AVAILABLE RECORDS START
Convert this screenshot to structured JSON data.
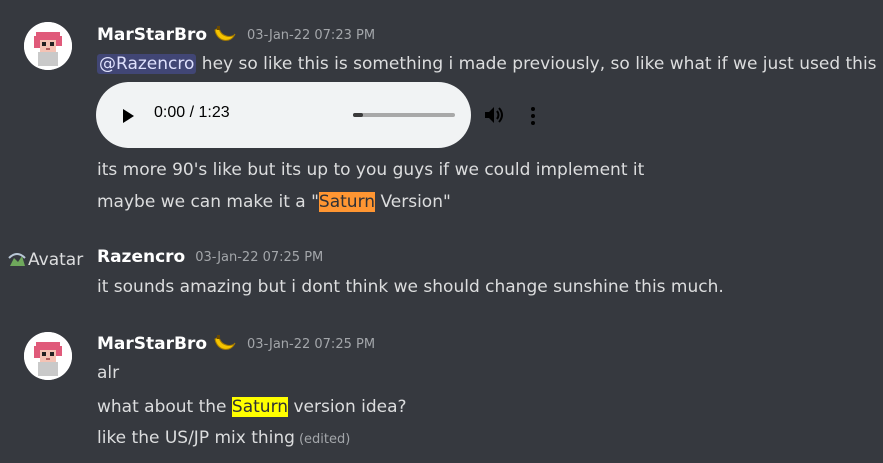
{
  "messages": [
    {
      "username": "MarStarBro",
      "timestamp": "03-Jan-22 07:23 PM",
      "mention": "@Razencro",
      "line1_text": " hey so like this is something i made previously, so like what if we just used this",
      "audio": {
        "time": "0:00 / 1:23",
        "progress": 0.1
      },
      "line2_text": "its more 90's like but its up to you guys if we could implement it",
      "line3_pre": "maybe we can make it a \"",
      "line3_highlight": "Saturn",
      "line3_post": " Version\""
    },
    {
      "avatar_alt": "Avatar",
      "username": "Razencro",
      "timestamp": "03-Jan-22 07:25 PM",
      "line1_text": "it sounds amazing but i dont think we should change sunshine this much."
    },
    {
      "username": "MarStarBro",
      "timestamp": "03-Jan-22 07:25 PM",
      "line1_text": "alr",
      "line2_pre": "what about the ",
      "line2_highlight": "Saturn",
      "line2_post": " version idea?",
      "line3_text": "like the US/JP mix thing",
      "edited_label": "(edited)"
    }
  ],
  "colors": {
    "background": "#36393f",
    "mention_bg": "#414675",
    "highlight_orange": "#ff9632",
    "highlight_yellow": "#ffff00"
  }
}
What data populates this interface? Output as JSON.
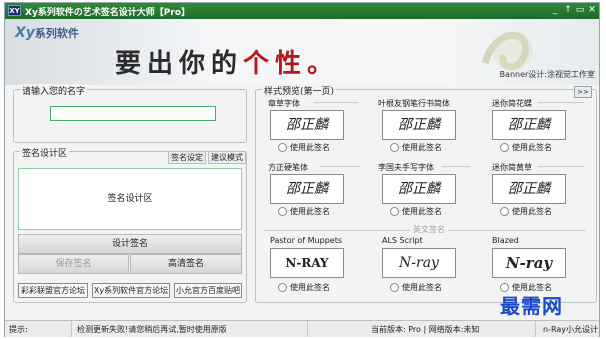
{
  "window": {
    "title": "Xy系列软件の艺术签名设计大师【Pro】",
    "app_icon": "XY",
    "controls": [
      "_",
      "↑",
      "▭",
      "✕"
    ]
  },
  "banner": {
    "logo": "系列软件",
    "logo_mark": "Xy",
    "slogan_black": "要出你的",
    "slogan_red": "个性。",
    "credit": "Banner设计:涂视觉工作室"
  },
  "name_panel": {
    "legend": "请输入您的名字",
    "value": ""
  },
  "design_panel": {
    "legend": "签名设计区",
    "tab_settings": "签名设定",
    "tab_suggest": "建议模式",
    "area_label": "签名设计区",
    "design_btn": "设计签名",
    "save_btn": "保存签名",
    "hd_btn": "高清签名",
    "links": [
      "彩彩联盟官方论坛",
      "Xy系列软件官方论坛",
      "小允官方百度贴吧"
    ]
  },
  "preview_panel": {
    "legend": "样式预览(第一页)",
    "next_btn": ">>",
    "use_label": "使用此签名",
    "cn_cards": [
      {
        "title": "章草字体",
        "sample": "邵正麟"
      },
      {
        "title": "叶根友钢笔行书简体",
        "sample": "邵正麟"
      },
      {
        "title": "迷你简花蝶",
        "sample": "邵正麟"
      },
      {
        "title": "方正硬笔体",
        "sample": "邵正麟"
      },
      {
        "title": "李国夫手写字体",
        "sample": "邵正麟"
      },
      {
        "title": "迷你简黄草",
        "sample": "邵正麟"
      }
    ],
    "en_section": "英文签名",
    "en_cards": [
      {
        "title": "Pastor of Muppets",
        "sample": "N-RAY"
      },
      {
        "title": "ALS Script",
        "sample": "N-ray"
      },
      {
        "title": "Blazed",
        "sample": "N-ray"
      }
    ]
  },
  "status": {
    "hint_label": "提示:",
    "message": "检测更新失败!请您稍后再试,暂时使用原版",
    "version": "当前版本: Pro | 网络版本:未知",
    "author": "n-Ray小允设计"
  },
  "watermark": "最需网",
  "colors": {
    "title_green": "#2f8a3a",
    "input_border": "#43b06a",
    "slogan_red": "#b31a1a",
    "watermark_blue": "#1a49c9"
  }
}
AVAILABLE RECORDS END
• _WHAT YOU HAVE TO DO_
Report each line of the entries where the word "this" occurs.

• _EXERCISE RESULT_
Convert this screenshot to structured JSON data.
      "line1_text": " hey so like this is something i made previously, so like what if we just used this",
      "line1_text": "it sounds amazing but i dont think we should change sunshine this much."
What data populates this interface? Output as JSON.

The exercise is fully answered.